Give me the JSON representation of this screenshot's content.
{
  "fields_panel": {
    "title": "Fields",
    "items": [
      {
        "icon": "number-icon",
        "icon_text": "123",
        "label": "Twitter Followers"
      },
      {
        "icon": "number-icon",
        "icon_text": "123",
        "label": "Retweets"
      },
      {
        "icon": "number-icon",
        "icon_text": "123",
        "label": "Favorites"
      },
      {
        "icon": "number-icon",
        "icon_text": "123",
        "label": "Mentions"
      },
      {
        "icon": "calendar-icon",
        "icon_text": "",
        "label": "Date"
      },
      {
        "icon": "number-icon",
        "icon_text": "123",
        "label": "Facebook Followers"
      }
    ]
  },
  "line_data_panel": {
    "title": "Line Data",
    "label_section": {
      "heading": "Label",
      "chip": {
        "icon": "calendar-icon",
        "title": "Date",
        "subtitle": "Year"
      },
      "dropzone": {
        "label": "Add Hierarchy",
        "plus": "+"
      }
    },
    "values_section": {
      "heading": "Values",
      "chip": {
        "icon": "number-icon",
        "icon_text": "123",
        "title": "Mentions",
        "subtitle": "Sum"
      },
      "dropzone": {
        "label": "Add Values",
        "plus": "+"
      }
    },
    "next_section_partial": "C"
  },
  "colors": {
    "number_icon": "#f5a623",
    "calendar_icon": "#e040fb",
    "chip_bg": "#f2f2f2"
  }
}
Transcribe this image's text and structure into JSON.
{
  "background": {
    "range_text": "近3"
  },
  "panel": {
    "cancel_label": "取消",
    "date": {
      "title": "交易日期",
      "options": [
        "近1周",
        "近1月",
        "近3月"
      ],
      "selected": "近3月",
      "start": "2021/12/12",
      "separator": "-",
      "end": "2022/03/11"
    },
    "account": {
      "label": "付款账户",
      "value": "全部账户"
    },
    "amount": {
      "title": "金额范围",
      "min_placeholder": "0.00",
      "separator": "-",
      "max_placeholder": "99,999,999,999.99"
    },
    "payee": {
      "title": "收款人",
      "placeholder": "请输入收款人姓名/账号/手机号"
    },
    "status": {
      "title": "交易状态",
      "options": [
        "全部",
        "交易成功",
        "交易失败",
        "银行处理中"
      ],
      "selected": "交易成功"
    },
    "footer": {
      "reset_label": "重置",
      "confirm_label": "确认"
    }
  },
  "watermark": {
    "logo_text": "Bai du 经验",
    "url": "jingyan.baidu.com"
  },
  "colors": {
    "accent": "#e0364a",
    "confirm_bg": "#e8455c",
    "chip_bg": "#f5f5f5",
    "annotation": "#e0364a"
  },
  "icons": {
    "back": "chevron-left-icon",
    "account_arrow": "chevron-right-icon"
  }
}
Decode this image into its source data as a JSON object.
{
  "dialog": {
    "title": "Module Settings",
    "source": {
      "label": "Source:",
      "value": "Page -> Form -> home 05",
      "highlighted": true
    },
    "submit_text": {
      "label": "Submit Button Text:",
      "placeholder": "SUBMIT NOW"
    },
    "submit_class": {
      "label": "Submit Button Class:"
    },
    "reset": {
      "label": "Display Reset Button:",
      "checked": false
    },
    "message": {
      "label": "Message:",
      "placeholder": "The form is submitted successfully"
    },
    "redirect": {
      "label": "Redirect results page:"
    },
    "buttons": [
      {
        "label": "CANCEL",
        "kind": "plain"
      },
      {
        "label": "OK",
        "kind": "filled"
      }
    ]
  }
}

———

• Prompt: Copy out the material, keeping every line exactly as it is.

• Response:
Give me the JSON representation of this screenshot's content.
{
  "fields_panel": {
    "title": "Fields",
    "items": [
      {
        "icon": "number-icon",
        "icon_text": "123",
        "label": "Twitter Followers"
      },
      {
        "icon": "number-icon",
        "icon_text": "123",
        "label": "Retweets"
      },
      {
        "icon": "number-icon",
        "icon_text": "123",
        "label": "Favorites"
      },
      {
        "icon": "number-icon",
        "icon_text": "123",
        "label": "Mentions"
      },
      {
        "icon": "calendar-icon",
        "icon_text": "",
        "label": "Date"
      },
      {
        "icon": "number-icon",
        "icon_text": "123",
        "label": "Facebook Followers"
      }
    ]
  },
  "line_data_panel": {
    "title": "Line Data",
    "label_section": {
      "heading": "Label",
      "chip": {
        "icon": "calendar-icon",
        "title": "Date",
        "subtitle": "Year"
      },
      "dropzone": {
        "label": "Add Hierarchy",
        "plus": "+"
      }
    },
    "values_section": {
      "heading": "Values",
      "chip": {
        "icon": "number-icon",
        "icon_text": "123",
        "title": "Mentions",
        "subtitle": "Sum"
      },
      "dropzone": {
        "label": "Add Values",
        "plus": "+"
      }
    },
    "next_section_partial": "C"
  },
  "colors": {
    "number_icon": "#f5a623",
    "calendar_icon": "#e040fb",
    "chip_bg": "#f2f2f2"
  }
}
Transcribe this image's text and structure into JSON.
{
  "background": {
    "range_text": "近3"
  },
  "panel": {
    "cancel_label": "取消",
    "date": {
      "title": "交易日期",
      "options": [
        "近1周",
        "近1月",
        "近3月"
      ],
      "selected": "近3月",
      "start": "2021/12/12",
      "separator": "-",
      "end": "2022/03/11"
    },
    "account": {
      "label": "付款账户",
      "value": "全部账户"
    },
    "amount": {
      "title": "金额范围",
      "min_placeholder": "0.00",
      "separator": "-",
      "max_placeholder": "99,999,999,999.99"
    },
    "payee": {
      "title": "收款人",
      "placeholder": "请输入收款人姓名/账号/手机号"
    },
    "status": {
      "title": "交易状态",
      "options": [
        "全部",
        "交易成功",
        "交易失败",
        "银行处理中"
      ],
      "selected": "交易成功"
    },
    "footer": {
      "reset_label": "重置",
      "confirm_label": "确认"
    }
  },
  "watermark": {
    "logo_text": "Bai du 经验",
    "url": "jingyan.baidu.com"
  },
  "colors": {
    "accent": "#e0364a",
    "confirm_bg": "#e8455c",
    "chip_bg": "#f5f5f5",
    "annotation": "#e0364a"
  },
  "icons": {
    "back": "chevron-left-icon",
    "account_arrow": "chevron-right-icon"
  }
}
Decode this image into its source data as a JSON object.
{
  "dialog": {
    "title": "Module Settings",
    "source": {
      "label": "Source:",
      "value": "Page -> Form -> home 05",
      "highlighted": true
    },
    "submit_text": {
      "label": "Submit Button Text:",
      "placeholder": "SUBMIT NOW"
    },
    "submit_class": {
      "label": "Submit Button Class:"
    },
    "reset": {
      "label": "Display Reset Button:",
      "checked": false
    },
    "message": {
      "label": "Message:",
      "placeholder": "The form is submitted successfully"
    },
    "redirect": {
      "label": "Redirect results page:"
    },
    "buttons": [
      {
        "label": "CANCEL",
        "kind": "plain"
      },
      {
        "label": "OK",
        "kind": "filled"
      }
    ]
  }
}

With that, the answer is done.